Procambarus acutus acutus Yes Yes Taylor et al. (2007)
Procambarus clarkii (red swamp crayfish) Yes
Pseudodiaptomus marinusAccidental Yes Yes Fleminger and Kramer (1988)
Rana catesbeiana (American bullfrog) Yes Yes
Rapana venosa (veined rapana whelk) Yes Yes ICES (2004)
Rhithropanopeus harrisii (Harris mud crab)From Chesapeake Bay (Atlantic USA) to San Francisco Bay (Pacific USA) Yes Cohen and Carlton (1995); Ruiz et al. (1997); Wasson et al. (2001)
Ruditapes philippinarum (Japanese carpet shell)The clam is a high value seafood crop Yes FAO (2009)
Rugosa rugosa (wrinkled frog)Accidental introduction on Hokkaido, Japan via carp production Yes Sarashina and Yoshida (2015)
Salmo salar (Atlantic salmon) Yes Yes FAO (2019)
Salvelinus fontinalis (brook trout) Yes Yes
Salvinia auriculata (giant salvinia) Yes Yes ISSG (2009)
Salvinia minima Yes Yes ISSG (2006)
Salvinia molesta (kariba weed)Native to Brazil Yes Yes McFarland et al. (2004)
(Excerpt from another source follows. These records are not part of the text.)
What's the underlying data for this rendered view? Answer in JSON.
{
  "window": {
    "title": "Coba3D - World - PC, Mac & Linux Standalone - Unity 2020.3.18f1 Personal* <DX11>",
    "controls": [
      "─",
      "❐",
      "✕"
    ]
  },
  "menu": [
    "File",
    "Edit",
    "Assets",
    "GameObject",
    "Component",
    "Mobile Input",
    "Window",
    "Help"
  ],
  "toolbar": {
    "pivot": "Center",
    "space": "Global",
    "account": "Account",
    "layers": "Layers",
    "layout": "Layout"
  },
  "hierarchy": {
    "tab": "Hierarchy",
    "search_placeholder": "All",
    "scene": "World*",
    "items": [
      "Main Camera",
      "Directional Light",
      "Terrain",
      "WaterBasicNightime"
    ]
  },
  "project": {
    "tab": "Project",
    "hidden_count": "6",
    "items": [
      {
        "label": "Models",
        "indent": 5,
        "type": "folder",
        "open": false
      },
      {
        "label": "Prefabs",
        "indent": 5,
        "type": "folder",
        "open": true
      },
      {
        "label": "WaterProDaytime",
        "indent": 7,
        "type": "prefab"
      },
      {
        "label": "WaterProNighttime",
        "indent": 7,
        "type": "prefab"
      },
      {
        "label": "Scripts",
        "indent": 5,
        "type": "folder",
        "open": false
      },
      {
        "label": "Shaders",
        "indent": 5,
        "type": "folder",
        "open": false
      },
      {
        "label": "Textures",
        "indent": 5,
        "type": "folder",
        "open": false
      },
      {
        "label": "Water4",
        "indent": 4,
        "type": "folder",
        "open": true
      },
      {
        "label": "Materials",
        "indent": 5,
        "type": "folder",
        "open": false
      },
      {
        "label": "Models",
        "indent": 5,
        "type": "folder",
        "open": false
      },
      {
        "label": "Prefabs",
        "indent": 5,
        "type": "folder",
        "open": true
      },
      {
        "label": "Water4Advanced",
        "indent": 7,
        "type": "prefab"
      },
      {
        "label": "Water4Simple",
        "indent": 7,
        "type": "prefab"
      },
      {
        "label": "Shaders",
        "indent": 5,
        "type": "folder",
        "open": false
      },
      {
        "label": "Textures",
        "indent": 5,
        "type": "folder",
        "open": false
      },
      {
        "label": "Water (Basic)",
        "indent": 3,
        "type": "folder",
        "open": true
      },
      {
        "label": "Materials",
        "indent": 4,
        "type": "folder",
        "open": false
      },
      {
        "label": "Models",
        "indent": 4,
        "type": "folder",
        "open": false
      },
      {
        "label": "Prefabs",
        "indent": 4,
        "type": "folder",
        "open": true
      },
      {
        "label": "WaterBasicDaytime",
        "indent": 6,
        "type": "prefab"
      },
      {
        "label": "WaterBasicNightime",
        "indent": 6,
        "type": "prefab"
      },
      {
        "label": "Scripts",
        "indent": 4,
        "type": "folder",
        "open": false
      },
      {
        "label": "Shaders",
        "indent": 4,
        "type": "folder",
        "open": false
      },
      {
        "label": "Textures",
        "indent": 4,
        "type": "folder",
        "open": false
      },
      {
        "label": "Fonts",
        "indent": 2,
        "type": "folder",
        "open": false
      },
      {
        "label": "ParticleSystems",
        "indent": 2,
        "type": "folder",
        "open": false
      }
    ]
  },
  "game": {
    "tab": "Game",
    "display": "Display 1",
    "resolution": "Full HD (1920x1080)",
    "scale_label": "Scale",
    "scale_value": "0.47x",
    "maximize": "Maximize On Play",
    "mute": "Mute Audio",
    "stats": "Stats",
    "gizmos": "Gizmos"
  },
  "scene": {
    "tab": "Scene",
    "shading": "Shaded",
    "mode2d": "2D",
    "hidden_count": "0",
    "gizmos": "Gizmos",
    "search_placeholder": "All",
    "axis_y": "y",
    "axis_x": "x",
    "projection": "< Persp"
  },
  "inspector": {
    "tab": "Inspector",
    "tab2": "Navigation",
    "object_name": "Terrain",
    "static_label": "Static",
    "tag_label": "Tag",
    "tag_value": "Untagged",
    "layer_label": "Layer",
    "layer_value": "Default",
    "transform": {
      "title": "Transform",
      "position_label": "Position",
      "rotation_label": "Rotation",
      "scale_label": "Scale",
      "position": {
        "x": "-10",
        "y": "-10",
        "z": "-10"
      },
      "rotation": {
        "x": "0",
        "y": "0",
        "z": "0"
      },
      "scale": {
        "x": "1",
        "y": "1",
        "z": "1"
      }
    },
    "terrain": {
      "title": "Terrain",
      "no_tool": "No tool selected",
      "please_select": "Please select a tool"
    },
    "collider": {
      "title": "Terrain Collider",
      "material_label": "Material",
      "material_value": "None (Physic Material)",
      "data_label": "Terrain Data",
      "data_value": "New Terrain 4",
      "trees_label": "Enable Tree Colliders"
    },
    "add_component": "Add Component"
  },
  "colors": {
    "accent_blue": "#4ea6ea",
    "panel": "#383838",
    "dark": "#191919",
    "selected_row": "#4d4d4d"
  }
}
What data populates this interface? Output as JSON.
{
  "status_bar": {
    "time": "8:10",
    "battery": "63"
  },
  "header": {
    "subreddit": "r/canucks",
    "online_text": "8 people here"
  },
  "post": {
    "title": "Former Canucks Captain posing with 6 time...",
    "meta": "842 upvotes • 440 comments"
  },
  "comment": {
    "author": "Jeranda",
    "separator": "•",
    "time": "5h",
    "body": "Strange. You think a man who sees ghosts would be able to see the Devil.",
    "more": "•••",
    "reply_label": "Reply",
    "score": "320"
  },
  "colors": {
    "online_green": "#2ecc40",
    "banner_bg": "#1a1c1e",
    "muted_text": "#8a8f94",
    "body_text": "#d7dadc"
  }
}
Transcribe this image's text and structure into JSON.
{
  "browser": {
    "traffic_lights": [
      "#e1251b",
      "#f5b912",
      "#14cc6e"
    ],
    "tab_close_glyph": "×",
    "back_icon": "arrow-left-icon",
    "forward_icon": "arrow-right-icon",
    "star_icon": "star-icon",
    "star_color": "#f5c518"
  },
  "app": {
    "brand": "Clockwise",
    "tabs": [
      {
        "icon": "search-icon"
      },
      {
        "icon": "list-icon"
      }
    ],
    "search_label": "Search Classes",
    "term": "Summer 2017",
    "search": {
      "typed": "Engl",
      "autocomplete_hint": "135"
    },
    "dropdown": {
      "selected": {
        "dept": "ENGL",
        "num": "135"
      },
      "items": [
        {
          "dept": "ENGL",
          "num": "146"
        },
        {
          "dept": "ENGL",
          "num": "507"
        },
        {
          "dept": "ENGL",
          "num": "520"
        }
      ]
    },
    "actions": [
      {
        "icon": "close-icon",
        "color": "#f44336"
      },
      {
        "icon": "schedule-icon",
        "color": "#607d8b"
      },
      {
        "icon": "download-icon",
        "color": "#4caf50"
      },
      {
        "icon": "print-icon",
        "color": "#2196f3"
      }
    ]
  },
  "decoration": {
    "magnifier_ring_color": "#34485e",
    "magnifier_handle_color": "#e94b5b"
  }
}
Sander lucioperca (pike-perch) Yes Yes
Sander vitreus (walleye)See distribution table and list Yes Yes
Sargassum muticum (wire weed) Yes
Scardinius erythrophthalmus (rudd) Yes
Schilbe mystus (African butter catfish)Intentionallt introduced for acquaculture in China from Sudan in 1976 Yes FAO (1997)
Schizoporella errata (branching bryozoan) Yes
Sciaenops ocellatus (red drum)USA Yes
Silurus glanis (wels catfish) Yes Yes
Solenopsis invicta (red imported fire ant)Associated trade industries - accidental Yes ISSG (2014)
Spirodela polyrrhiza (giant duckweed)Used as an ornamental aquatic plant and as food for fish Yes Yes Aquagreen (2020); Les (2020)
Styela clava (Asian tunicate) Yes Yes
Thorichthys meeki (firemouth cichlid)Some populations in Florida may have resulted from escapes from fish farms Yes Nico et al. (2014)
Tilapia mariae (spotted tilapia)From West Africa to former USSR (for warm water aquaculture) & USA (as aquarium species) Yes Yes ACTFR (2007); FAO (2009)
Tilapia zillii (redbelly tilapia)Deliberate introduction Yes Yes Grabowski et al. (1984)
Trapa natans (waterchestnut) Yes Yes O'Neill (2006)
Tricellaria inopinata Yes Occhipinti-Ambrogi (2000a)
Trichopodus trichopterus (three spot gourami)Has escaped from aquaculture facilities Yes Welcomme (1988)
Tridentiger trigonocephalus (chameleon goby) Yes Yes NIMPIS (2014)
Typha latifolia (broadleaf cattail) Yes Champion et al. (2007)
Ulva pertusa Yes Yes Baamonde et al. (2007); Verlaque (2001); Verlaque et al. (2002)
Ulva reticulata (ribbon sea lettuce)Can be transferred with introductions of Kappaphycus alvarezii Yes Yes Ask et al. (2003)
Umbra pygmaea (eastern mudminnow)Imported as food for aquaculture of North American salmonids Yes Wolter (2009); Wolter and Röhr (2010)
Undaria pinnatifida (Asian kelp)
Urosalpinx cinerea (American oyster drill) Yes Yes
Xanthium spinosum (bathurst burr) Yes Yes PIER (2013)